"It is as if the art of poetry, of all things, were the blind spot in the cultural memory of modern man" - Durs Grünbein, from 'The Poem and its Secret'.

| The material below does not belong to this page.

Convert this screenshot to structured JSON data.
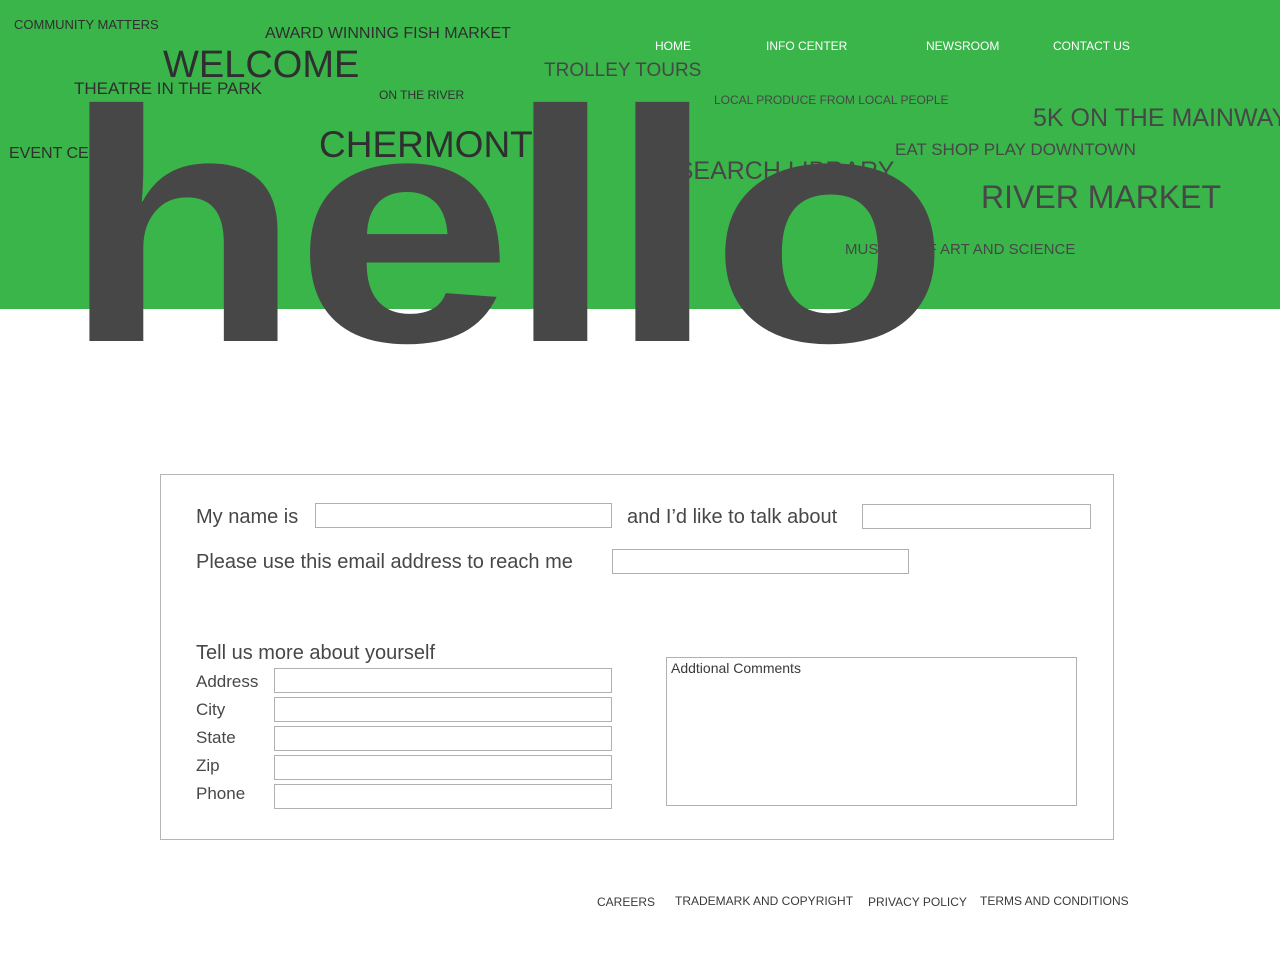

I've mentioned Grünbein a few times now since I picked up his Selected Poems: Ashes for Breakfast, almost by chance, at StAnza this year. I don't mind admitting that I've been neglecting my chosen poets and focusing my reading mainly on Grünbein and Claire Crowther over the last few months. What I've learned from the reading experiment is that for me to be able to progress in my writing means having to stop reading my old favourites (mainly Plath, Akhmatova, Eliot). It's been hard, so many times I've wanted to wallow in the old familiar, adored, poetry. Of course that wasn't the only poetry I was reading but I hadn't realised I was reading other poetry slightly disingenuously, not giving it the level of focus and attention that I automatically reserved for the old favourites. In denying myself the big three and in order to satisly my poetry fix I've definitely learned to read other poetry with a deeper focus. So, for now, Grünbein and Crowther have become my Plath and Eliot. I'm still reading other poetry but at the moment returning, with joy, to these two poets. I know at some point I'll have to give them up the same way I've given up the other three in order to move on but it's been an interesting lesson to learn. I'm also looking forward to the point where I'll have (hopefully) developed my writing such that I'll come full circle and be able to wallow in my old favourites from a new perspective. I'll be coming back to Grünbein's Selected Poems in another post.